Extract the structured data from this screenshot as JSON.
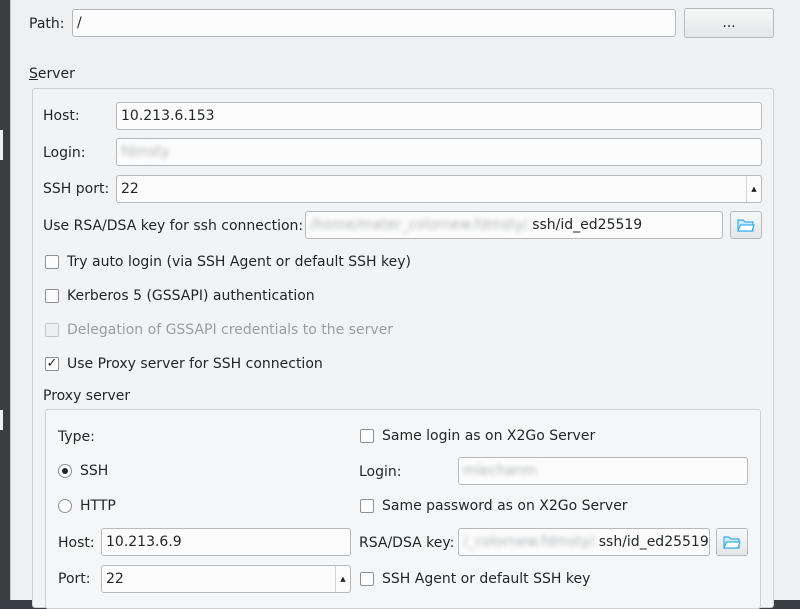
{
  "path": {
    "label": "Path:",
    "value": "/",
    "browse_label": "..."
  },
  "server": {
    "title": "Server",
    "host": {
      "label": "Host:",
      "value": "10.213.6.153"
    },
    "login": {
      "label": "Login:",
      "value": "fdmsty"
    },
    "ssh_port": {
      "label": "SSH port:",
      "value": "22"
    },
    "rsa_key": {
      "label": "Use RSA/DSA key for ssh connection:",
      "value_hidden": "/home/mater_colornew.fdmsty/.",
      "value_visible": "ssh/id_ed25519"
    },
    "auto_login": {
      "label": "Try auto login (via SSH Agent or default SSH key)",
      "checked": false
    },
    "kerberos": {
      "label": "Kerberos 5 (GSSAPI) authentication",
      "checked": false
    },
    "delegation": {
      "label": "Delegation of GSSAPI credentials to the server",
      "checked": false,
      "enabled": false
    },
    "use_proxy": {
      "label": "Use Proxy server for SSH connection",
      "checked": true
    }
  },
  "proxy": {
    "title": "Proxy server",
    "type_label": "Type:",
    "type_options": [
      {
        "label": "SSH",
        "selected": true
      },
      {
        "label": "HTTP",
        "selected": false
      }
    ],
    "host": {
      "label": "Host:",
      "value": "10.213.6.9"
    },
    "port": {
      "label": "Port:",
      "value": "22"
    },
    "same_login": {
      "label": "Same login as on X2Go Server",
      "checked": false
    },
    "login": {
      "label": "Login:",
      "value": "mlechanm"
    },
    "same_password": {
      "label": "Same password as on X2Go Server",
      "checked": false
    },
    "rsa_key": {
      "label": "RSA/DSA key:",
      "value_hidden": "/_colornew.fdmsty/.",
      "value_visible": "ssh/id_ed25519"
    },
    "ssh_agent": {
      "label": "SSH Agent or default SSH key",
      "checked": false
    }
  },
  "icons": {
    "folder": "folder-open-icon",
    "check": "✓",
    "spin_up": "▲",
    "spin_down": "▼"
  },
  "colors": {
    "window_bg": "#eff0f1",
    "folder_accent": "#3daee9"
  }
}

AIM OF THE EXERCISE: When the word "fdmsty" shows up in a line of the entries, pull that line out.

EXERCISE ANSWER:
      "value": "fdmsty"
      "value_hidden": "/home/mater_colornew.fdmsty/.",
      "value_hidden": "/_colornew.fdmsty/.",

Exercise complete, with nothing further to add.